Now switch to the Actions tab and click New…. For Program/script input shutdown.exe and for Add arguments (optional) input /r /f and then click OK.
Finally, switch to the Conditions tab where you can specify if you want the task to begin dependant on the idle, power, and network state of your system.
When you’re good to go, click OK to create your task and your system will now reboot automatically according to your specifications.
If you operate a local network of computers then you might want to restart some of them remotely. First, you’ll need to enable this functionality on each computer within your network. To do so, perform a system search for Services and select the relevant result.
From the window that opens, find Remote Registry on the main list, right click it and select Properties. By default, the Startup type will be set to Manual, but we want to change this to Automatic. Click OK.
Now perform a system search for allow program and select the relevant result to load a window that will let you specify which programs and features should communicate through the firewall. Click Change settings if necessary, scroll down to Windows Management Instrumentation (WMI), tick the box to enable it on your private network, and then click OK.
With that setup complete, system search for cmd and load it up. Type shutdown /i and hit return to bring up the graphical interface for remote shutdown. Click Add…, type the name of the computers you want to restart, and then click OK.
Finally, ensure you’ve selected Restart from the drop down and then choose from the other options as you wish. For example, you can display a message on the other computers to warn of the impending restart.
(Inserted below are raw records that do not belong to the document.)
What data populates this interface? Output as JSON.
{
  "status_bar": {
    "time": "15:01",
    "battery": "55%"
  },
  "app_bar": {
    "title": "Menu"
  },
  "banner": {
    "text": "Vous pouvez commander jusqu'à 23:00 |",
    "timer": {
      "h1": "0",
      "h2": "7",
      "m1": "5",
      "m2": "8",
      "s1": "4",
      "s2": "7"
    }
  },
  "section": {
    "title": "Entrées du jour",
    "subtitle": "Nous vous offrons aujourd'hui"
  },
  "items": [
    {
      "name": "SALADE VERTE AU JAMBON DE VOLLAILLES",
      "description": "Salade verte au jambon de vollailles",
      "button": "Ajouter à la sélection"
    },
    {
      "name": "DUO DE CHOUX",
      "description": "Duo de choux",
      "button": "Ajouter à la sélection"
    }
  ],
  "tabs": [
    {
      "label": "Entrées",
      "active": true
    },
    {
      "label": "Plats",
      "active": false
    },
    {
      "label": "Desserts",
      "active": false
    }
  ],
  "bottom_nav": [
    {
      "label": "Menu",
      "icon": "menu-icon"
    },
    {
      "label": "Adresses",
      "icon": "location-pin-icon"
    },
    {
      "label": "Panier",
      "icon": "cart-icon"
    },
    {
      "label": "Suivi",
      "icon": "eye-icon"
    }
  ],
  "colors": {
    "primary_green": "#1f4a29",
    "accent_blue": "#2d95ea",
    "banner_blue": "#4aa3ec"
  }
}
When ready, click OK to carry out the procedure.
Please ensure that you have administrator access across all of your systems before carrying this out, otherwise you’ll find the operation won’t run due to improper permissions.
Using the Command Prompt is a great way to reboot your computer by using a combination of options. Do a system search for cmd and launch it. Input shutdown and press return to get a list of all the commands that you can use and combine together for efficiency.
For example, if you wanted to force a restart with a time delay of 30 seconds, you’d type shutdown /r /f /t 30 and press return.
Your command will only remain active for that current session. If, for example, you set a restart delay of 100 seconds and then manually restarted, that command would be removed.
If you’re just after a simple restart then the Command Prompt is less useful, but it’s great if you need a quick way of combining different parameters.
If you’re not comfortable with some of the tips above, you can also use third-party programs to achieve similar things. One great option is iReboot, a tiny program that will sit in your Taskbar and let you reboot with ease. If you have multiple operating systems installed, the main draw here is that it’ll let you boot into them from the menu without having to manually select it in the BIOS.
Other programs like Shutdown Timer (our Shutdown Timer review) are also appealing, offering a simple graphical interface to help you restart on a schedule, or Sleep Timer (our Sleep Timer review) that is tiny and can be run from a flash device for your convenience. However, it really is worth mastering the methods above before turning these latter third-party tools, simply because their functions can be achieved within the default operating system.
Restart Like a Pro
Who knew restarting your computer could have so many different options? You can use shortcuts, the Command Prompt, third-party tools, and more to become a pro at restarting.
However, if you’re less keen on restarting, check out our guide on disabling forced reboots. In conjunction with this guide, you’ll be sure to have the ultimate control over when and how your system reboots.
Have you ever used any of these tips before? Do you have your own rebooting methods to share?